_Task statement_. Lines from the entries below that hold "Garrit" form the answer; copy all of them.

**** Input material ****

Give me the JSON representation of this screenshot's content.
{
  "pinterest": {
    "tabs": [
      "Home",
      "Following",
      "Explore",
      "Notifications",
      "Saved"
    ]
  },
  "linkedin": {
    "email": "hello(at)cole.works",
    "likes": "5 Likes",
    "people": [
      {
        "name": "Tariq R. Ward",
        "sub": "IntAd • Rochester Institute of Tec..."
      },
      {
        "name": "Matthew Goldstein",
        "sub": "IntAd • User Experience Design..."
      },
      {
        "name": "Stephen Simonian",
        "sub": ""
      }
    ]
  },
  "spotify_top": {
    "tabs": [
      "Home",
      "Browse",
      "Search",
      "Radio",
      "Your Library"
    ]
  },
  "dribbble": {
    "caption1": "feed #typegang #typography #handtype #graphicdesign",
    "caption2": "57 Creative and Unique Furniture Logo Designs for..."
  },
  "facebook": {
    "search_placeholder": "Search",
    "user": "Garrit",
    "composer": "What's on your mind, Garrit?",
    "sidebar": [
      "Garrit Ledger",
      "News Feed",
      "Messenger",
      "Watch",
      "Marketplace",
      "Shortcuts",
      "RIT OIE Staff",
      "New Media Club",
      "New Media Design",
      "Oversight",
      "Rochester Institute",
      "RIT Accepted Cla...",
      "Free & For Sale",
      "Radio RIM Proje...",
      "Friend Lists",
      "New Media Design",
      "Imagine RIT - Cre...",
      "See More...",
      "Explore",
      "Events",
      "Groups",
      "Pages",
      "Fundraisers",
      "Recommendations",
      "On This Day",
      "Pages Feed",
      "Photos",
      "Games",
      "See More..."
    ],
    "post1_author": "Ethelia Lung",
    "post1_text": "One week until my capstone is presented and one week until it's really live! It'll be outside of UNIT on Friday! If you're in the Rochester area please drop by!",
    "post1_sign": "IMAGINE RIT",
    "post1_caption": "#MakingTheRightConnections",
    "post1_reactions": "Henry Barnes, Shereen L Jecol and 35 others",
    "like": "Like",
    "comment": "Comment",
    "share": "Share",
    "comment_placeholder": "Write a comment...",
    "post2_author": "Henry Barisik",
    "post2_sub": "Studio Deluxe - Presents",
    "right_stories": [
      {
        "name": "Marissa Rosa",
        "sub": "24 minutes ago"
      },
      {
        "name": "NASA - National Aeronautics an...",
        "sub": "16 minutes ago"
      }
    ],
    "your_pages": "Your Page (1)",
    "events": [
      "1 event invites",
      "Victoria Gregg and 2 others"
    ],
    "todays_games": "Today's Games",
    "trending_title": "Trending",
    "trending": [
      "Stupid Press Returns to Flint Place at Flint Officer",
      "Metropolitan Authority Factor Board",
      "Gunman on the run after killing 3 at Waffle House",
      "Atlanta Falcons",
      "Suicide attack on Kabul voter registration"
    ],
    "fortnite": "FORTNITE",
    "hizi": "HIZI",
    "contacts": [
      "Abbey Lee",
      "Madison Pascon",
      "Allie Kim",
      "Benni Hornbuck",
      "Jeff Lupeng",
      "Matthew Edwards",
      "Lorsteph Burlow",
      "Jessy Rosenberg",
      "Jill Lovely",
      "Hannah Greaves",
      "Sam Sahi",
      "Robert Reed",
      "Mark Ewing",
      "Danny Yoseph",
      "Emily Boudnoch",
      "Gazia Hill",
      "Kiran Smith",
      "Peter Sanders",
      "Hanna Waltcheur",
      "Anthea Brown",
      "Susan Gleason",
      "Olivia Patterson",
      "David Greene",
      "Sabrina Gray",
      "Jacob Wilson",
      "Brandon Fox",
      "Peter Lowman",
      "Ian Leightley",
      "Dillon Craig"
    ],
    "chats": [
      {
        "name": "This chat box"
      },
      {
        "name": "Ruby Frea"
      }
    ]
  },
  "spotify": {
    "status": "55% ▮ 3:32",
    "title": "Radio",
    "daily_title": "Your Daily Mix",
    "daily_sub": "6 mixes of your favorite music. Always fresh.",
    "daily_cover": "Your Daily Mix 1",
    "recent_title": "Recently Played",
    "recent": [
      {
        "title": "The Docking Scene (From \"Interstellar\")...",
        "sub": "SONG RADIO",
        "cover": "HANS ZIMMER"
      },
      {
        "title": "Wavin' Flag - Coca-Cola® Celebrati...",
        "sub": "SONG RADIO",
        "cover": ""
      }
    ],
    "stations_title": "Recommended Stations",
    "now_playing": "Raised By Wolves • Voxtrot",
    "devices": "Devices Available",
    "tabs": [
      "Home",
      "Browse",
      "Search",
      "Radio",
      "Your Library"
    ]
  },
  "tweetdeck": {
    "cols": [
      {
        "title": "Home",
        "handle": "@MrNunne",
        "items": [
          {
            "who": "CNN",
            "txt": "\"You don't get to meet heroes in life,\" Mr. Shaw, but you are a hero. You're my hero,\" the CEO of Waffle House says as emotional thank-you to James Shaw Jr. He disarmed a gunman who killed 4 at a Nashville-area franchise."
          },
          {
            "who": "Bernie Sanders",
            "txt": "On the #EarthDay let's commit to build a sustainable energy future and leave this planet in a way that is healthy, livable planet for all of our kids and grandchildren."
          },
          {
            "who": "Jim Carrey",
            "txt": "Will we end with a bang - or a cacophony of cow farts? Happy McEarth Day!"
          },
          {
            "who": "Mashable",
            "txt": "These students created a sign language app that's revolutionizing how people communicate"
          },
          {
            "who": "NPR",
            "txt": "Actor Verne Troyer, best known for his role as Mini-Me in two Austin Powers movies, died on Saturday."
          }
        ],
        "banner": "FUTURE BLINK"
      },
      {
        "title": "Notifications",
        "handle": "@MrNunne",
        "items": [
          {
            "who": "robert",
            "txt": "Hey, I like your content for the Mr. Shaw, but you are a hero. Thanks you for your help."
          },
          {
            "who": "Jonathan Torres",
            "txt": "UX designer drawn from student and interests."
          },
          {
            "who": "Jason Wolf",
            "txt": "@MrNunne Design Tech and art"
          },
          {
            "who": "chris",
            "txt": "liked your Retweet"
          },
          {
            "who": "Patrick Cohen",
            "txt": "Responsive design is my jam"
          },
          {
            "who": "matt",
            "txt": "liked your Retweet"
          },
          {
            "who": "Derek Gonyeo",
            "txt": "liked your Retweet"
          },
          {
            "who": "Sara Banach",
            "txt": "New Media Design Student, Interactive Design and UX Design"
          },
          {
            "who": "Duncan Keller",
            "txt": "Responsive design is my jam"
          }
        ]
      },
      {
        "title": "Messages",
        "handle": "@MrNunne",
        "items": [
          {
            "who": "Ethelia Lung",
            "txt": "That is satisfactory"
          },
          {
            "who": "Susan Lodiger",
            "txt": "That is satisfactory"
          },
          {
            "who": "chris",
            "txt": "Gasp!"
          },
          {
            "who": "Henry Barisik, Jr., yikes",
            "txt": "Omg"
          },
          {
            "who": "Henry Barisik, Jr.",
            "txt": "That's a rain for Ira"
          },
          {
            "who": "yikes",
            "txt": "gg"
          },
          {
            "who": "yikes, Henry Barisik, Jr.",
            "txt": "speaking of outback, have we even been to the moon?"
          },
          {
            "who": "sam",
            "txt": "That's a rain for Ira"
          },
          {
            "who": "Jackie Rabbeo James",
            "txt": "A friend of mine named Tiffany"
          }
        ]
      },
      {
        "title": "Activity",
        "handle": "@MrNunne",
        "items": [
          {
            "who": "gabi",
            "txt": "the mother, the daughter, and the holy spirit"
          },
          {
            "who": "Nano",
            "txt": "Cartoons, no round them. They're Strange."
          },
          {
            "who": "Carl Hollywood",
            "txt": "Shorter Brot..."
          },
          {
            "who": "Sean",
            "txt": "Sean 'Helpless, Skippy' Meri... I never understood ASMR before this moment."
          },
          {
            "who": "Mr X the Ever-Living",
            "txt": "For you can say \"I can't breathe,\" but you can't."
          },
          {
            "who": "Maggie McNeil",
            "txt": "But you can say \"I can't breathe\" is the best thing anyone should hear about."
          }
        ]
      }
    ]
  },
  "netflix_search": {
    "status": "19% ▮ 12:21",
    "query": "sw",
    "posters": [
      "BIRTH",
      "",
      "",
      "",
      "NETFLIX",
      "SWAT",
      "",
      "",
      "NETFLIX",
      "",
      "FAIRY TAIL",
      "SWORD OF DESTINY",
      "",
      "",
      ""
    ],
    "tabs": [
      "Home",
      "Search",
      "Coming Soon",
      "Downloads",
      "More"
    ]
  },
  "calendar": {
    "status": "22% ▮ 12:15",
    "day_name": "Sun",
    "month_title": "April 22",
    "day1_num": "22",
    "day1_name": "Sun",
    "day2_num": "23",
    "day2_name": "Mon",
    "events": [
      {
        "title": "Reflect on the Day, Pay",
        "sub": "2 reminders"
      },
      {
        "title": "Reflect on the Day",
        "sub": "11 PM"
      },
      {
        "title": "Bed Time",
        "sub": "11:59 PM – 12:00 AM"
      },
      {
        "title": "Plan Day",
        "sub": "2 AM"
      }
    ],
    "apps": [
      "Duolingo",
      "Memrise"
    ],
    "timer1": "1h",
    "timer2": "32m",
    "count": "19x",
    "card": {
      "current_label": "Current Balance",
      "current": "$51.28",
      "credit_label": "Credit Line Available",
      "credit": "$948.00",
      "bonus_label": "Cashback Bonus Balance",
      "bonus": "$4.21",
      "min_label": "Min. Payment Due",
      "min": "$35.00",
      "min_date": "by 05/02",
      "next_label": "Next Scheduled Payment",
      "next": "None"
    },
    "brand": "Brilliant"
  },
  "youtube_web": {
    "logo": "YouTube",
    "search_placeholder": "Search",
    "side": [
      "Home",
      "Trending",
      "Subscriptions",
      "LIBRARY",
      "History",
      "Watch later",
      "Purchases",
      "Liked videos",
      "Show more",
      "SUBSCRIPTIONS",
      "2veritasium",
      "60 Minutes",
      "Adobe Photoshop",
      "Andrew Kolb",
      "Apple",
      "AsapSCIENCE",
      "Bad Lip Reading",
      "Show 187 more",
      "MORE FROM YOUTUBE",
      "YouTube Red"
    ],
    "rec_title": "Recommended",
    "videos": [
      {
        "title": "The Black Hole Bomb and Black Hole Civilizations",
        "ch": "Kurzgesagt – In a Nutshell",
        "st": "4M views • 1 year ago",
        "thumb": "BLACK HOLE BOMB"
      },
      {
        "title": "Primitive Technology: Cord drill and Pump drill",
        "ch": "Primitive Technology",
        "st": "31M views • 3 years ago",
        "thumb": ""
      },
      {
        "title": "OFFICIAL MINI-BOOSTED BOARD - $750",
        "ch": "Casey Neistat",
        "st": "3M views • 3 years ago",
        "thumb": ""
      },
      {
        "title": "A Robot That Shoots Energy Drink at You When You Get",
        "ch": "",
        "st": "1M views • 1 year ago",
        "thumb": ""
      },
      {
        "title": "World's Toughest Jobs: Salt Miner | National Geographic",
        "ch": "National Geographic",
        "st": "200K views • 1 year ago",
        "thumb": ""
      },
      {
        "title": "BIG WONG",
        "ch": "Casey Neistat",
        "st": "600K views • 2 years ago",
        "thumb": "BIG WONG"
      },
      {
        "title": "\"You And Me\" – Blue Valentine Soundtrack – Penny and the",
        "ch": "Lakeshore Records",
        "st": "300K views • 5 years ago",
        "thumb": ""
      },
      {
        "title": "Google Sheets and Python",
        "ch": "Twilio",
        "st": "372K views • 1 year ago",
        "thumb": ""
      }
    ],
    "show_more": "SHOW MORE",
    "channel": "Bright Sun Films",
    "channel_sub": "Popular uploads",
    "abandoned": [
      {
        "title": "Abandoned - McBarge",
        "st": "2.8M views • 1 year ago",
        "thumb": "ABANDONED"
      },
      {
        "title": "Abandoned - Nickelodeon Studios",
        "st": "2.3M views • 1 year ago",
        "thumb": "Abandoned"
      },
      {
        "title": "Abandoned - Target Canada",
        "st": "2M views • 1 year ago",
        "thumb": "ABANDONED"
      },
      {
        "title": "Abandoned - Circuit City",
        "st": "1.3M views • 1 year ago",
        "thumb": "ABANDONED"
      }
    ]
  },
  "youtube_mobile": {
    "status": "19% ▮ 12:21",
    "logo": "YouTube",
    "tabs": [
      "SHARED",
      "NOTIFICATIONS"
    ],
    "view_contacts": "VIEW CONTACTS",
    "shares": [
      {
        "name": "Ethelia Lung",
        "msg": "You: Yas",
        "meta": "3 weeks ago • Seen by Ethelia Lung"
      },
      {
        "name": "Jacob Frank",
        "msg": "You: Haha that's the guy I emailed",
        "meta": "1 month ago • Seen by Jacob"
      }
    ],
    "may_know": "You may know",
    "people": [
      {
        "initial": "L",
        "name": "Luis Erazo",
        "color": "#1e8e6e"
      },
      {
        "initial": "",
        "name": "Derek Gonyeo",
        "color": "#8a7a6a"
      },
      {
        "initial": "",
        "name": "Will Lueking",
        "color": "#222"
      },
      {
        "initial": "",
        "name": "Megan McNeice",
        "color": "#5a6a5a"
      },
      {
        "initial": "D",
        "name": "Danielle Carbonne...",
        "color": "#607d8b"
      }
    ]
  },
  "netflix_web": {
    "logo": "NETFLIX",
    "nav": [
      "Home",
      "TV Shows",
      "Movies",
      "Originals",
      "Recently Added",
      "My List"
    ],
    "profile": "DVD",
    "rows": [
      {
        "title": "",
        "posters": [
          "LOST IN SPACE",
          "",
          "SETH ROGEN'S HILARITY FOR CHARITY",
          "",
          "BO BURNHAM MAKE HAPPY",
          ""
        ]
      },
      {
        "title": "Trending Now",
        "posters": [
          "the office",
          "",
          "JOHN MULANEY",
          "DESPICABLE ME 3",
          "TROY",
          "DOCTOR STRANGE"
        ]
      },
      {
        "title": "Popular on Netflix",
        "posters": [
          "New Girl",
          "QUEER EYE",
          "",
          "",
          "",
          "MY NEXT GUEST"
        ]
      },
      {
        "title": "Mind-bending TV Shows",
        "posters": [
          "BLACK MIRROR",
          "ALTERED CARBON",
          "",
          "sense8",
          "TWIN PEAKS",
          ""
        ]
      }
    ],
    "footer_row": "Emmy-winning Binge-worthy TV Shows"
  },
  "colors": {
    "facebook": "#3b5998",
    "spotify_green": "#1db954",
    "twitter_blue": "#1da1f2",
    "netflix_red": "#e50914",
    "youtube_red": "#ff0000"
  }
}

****

_Your response_.
    "user": "Garrit",
    "composer": "What's on your mind, Garrit?",
      "Garrit Ledger",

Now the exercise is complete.